Baptists Lose Appeal
Although the 45-day extensions, granted to give HPBC time to respond to staff comments on the site plans, had already run out, granting the HPNA appeals effectively killed those plans, which the HPBC will now presumably have to re-create and refile. Opponents insist the church's current plans for the tracts are not compatible with the immediate surroundings or the larger neighborhood plan -- HPNA Co-President Gary Penn described them as little more than "token, improvisational" plans filed to maintain the HPBC's rights to build as it wishes.
The PC's decision to grant the appeals, if upheld by the City Council (according to city staff, HBPC attorney Richard Suttle has filed a counter-appeal) could resonate beyond the particular subject, since this might have been the first time such extensions have been appealed, as allowed under the Land Development Code, "for good cause." Susan Scanlon of the city's Watershed Protection and Development Review Department said the situation is certainly unusual, and that staff is consulting with city attorneys to determine how to proceed with Suttle's appeals, any refiled HPBC site plans, or future cases involving other neighborhood plans.

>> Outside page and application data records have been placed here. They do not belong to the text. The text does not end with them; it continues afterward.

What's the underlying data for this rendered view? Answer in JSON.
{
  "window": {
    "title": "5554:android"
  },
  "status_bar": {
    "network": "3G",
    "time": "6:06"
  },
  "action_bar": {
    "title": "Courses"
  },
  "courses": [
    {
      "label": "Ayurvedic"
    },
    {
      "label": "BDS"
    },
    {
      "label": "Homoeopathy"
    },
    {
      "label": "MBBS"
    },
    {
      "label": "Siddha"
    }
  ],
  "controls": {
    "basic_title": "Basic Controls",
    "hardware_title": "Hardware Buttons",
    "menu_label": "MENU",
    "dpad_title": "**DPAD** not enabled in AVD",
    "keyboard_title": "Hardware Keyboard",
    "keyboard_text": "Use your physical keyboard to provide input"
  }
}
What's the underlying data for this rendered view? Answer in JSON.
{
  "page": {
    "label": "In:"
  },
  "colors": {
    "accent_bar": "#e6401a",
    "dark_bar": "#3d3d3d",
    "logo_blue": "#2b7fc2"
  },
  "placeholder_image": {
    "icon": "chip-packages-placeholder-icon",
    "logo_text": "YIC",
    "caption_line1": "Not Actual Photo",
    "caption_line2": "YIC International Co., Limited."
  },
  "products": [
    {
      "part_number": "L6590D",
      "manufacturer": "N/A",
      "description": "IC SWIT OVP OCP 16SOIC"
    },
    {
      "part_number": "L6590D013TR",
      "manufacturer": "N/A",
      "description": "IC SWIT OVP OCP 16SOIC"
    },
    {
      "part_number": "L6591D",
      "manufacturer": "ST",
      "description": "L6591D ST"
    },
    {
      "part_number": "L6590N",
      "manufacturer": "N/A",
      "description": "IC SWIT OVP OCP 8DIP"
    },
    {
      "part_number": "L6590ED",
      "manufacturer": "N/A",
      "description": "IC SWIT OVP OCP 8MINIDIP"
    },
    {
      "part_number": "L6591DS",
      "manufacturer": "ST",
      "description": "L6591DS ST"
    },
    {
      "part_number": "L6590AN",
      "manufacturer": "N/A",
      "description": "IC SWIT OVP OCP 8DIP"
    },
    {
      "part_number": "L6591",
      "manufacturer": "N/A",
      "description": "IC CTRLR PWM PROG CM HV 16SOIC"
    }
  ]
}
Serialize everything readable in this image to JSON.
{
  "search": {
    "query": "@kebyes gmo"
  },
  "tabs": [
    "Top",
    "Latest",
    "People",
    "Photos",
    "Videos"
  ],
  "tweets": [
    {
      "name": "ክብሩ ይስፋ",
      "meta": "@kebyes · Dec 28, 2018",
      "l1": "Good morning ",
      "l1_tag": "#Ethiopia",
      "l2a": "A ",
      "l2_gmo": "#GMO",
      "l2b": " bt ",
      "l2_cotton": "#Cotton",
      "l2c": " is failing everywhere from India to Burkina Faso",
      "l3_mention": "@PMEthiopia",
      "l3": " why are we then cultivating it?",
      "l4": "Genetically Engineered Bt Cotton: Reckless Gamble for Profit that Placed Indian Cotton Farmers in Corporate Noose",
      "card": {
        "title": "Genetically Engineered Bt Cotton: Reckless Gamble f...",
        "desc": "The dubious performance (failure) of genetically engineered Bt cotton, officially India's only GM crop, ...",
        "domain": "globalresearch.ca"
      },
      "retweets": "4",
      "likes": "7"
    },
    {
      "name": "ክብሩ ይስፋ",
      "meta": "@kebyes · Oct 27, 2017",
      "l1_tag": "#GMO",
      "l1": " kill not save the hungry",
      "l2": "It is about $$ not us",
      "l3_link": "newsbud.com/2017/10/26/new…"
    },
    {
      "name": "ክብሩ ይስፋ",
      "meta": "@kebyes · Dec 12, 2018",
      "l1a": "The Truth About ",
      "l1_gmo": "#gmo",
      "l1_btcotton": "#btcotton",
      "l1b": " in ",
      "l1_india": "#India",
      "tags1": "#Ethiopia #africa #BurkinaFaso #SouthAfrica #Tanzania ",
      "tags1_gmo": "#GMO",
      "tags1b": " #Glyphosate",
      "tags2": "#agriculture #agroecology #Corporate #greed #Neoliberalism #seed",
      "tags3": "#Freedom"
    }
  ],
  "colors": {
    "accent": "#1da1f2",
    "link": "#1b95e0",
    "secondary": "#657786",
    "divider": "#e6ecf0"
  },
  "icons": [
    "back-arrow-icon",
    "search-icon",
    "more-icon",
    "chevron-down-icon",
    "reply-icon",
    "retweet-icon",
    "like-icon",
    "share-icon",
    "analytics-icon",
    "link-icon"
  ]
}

Commission chair Lydia Ortiz said she hadn't seen such an appeal of extensions in her two years as a member, and described it as "a gray area" concerning what might constitute "good cause." Ortiz voted to deny all three extensions because she believes the church had not met its requirements on the plans, but said that a commission majority agreed that for the tract on the west side of Speedway the HPBC site plan is sufficient to proceed.
Suttle did not return calls requesting comment. Ortiz noted that she didn't know what to expect from the HPBC appeals, but should the council overrule the commission's recommendations, "it wouldn't be the first time."